We find in this world just about what we are looking for. If we look for dirt and sordid things, we can find them; or if we look for mistakes in others we can find them also.

If we look for the good and the beautiful, the good and the beautiful will return to us.

–Excerpt from Albert L. Zobell, Jr.’s compilation, “Storyteller’s Scrapbook”

Almost Black

Some call me white girl;

Light skinned; mulatto.

Others aren’t so nice–they tell me,

“I’m wanna be black,

But don’t talk, don’t act.”

When I was younger,

My defense would go:

“My skin’s light, but my daddy’s black.

My brother is black.

My grandpa is too.

My knees get ashy.

My hair gets frizzy.

Behind me, you’ll find a booty.

And my black daddy

Gots baby mommies.”

Why is it these things

Defend my black pride?

Who gets to define true black life?

Black culture is real;

Exclusive; not white.

My mixed brother once

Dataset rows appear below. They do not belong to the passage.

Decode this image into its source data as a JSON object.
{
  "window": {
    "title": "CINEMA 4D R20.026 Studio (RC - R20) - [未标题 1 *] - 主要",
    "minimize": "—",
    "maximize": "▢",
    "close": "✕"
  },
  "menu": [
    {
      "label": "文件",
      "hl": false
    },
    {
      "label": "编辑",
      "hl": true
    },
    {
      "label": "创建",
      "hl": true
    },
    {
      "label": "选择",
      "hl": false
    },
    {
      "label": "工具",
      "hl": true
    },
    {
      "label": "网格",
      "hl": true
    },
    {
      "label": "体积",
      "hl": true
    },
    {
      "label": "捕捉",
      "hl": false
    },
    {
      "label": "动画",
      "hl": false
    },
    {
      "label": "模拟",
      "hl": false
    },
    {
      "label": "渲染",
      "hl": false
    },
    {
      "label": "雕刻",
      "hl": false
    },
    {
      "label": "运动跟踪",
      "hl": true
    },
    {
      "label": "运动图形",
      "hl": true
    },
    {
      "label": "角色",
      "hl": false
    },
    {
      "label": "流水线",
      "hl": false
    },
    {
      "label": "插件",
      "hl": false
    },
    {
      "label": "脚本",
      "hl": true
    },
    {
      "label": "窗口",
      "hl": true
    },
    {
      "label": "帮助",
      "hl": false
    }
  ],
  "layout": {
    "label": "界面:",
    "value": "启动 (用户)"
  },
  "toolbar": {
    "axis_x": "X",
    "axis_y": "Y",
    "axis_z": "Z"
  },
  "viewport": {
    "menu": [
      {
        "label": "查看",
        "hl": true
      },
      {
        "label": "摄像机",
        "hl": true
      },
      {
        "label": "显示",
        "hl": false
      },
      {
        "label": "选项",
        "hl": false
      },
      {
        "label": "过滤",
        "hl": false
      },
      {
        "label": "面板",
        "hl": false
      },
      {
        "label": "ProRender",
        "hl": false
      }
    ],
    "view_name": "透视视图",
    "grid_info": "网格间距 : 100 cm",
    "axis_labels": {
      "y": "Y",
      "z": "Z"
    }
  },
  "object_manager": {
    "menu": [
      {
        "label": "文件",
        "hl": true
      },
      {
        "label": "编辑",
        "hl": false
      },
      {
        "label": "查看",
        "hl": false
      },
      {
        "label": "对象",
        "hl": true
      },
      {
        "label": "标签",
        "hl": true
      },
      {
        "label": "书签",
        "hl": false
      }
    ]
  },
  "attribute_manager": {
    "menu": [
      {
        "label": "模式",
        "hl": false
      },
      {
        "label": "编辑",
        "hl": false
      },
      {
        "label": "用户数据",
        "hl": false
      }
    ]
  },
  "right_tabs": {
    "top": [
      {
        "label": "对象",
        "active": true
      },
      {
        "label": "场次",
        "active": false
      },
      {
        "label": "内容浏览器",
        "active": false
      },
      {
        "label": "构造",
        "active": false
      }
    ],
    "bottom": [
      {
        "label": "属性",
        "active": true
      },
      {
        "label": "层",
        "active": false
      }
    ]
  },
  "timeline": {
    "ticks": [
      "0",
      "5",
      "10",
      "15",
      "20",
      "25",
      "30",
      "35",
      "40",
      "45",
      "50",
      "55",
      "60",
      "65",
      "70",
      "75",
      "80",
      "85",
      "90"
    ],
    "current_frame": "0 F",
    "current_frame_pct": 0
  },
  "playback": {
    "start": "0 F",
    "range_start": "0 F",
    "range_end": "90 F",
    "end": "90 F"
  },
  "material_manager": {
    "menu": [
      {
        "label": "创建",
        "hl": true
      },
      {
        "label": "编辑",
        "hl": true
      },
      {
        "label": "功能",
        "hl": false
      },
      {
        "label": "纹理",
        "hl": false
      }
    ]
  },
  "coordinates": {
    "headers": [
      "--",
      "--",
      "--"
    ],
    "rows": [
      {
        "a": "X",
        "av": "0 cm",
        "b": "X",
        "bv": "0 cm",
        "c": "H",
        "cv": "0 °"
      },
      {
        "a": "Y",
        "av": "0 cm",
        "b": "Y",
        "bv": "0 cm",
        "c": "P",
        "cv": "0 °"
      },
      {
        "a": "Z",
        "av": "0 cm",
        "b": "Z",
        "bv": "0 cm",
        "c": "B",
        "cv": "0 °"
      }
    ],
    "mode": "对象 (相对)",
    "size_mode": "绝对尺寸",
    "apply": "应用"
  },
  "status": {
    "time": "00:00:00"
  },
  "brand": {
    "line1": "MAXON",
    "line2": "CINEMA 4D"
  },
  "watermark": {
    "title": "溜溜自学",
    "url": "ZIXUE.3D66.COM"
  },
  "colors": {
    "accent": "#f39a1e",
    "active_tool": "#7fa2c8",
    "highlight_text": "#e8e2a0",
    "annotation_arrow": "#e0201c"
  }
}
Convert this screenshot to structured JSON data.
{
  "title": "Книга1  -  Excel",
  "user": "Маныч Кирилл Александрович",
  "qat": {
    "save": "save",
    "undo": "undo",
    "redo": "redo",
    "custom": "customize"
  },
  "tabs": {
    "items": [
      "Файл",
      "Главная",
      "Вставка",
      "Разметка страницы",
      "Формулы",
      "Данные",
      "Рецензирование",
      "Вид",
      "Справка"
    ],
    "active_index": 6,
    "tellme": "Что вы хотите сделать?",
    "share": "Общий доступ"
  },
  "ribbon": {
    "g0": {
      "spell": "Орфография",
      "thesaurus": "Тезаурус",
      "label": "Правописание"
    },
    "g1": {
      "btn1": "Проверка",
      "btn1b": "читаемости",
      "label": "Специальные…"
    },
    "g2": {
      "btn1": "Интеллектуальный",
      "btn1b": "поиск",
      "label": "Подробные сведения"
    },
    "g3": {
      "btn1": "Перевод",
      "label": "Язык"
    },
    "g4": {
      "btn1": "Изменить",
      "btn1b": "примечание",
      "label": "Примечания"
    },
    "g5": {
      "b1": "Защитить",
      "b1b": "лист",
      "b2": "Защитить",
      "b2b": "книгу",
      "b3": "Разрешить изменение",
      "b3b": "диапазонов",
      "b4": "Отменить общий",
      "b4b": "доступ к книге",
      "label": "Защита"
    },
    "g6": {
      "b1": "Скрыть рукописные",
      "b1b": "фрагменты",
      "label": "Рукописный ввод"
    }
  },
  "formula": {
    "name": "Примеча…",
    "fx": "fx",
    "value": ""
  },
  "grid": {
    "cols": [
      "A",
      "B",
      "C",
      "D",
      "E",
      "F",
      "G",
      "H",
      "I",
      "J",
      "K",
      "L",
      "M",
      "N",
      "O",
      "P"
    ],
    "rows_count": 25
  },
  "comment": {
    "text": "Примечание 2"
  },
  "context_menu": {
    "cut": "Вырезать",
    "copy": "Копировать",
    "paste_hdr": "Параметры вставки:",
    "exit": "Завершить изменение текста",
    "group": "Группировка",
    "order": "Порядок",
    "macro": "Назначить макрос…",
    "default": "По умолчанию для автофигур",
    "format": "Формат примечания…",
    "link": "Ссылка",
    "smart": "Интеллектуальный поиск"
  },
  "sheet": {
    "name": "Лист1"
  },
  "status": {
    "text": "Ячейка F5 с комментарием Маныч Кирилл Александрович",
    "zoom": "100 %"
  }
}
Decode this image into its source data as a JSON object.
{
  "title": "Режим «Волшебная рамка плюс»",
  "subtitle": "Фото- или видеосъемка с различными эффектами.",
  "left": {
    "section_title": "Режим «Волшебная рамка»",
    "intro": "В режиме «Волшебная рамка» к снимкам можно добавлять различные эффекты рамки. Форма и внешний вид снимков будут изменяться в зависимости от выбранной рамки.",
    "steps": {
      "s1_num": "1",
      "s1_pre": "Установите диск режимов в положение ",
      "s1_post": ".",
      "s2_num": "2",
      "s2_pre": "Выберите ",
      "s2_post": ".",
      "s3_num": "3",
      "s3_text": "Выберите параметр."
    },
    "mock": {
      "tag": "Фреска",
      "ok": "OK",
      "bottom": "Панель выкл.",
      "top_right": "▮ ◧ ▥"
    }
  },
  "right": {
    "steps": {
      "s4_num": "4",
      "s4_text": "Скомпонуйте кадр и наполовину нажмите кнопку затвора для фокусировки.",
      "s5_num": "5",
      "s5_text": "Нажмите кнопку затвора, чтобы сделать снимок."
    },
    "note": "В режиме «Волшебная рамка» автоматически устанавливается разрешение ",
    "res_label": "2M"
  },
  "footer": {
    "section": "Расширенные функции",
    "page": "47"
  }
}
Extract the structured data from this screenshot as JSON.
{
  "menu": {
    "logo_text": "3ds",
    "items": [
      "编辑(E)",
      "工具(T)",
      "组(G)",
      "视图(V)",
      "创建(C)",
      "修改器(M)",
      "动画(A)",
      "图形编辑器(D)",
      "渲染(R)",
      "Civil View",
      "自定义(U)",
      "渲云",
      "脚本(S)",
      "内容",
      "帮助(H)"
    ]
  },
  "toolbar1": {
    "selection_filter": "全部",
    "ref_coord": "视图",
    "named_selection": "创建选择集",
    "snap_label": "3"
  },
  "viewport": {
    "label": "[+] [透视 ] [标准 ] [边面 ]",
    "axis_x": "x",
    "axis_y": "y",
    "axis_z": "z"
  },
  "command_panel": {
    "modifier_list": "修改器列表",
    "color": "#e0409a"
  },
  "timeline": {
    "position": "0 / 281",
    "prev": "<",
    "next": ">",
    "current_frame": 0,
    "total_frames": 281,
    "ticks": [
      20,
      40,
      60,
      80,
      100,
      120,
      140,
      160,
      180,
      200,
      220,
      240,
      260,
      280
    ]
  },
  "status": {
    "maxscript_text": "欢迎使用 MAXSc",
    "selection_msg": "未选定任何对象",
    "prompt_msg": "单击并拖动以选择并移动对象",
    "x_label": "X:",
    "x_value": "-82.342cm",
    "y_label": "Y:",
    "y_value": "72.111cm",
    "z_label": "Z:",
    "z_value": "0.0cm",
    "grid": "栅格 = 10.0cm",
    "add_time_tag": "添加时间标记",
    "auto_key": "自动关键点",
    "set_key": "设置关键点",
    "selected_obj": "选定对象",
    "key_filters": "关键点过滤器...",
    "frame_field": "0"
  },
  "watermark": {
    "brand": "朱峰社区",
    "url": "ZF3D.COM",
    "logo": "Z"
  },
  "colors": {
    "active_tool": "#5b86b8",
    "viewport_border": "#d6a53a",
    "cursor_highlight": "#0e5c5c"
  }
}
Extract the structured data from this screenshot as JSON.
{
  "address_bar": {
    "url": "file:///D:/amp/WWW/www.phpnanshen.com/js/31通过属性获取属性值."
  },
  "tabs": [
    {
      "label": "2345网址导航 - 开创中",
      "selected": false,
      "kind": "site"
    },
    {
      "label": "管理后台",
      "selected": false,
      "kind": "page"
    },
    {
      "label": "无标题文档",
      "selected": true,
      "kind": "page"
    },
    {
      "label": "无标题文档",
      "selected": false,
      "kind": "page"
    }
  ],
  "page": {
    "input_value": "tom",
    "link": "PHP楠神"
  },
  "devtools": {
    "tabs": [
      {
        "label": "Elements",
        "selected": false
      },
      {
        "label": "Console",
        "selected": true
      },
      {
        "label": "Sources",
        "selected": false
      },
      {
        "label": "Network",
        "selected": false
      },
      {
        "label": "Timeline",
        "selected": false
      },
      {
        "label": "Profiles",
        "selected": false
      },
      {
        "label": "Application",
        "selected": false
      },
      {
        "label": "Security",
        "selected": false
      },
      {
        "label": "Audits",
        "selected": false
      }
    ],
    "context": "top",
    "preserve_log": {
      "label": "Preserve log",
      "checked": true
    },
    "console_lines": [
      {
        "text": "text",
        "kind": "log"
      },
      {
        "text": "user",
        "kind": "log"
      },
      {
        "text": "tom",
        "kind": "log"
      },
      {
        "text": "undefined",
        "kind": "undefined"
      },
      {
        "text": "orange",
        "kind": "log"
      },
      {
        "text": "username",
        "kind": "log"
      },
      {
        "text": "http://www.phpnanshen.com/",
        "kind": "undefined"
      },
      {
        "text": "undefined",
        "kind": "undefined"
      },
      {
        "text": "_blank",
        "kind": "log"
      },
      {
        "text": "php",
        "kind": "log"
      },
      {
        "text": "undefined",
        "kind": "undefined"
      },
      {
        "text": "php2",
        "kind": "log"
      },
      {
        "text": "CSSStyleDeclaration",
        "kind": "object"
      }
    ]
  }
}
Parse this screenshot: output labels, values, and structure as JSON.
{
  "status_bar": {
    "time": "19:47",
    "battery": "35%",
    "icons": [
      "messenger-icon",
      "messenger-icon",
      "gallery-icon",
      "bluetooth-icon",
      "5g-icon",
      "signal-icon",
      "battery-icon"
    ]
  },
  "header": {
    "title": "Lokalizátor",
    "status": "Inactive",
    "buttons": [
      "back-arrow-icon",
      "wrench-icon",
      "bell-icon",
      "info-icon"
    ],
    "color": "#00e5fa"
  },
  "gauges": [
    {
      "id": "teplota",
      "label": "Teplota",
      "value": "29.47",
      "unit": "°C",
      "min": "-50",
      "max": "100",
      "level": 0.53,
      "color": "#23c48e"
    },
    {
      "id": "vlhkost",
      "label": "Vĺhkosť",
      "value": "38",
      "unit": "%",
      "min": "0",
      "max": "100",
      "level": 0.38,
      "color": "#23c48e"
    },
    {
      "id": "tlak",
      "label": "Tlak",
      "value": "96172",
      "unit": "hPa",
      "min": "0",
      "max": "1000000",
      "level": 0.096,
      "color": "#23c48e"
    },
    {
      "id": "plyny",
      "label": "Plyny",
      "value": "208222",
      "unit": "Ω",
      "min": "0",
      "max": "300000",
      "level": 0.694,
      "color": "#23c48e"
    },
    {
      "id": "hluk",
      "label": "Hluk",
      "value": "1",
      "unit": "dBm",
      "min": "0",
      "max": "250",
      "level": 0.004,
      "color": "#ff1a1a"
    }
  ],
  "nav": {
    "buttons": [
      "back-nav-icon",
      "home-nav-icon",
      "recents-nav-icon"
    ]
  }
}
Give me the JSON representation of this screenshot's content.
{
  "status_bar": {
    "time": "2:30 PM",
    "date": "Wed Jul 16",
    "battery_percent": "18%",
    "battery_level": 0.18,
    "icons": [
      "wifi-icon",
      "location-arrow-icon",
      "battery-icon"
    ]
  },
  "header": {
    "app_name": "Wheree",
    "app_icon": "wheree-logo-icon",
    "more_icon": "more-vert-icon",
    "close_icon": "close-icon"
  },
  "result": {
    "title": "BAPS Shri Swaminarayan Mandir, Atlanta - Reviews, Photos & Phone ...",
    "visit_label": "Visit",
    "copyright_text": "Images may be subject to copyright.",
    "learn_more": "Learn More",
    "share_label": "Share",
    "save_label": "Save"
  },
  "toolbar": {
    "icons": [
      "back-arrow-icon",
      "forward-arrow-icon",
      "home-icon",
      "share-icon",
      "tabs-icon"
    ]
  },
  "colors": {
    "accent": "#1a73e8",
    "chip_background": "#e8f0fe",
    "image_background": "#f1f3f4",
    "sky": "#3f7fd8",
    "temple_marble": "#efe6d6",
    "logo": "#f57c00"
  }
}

Told our white mommy,

“You aren’t my mom because you’re white.

I am full black so

How can I be white?”

Why did my brother

Feel white made him lack?

Was it because he’s called white boy;

Light skinned; not full black?

Shame–led his attack?

Or was it because

Of all the cracked jokes

Implying we act certain ways

If we wish to be

Part of the black race?

We all see the hurt,

So let’s break all fear

And recognize that skin

Shouldn’t define life

Or what is real.

Black lives matter!

Indeed, they do.

So why do our

Black lives only matter,

When we’re as black

as you?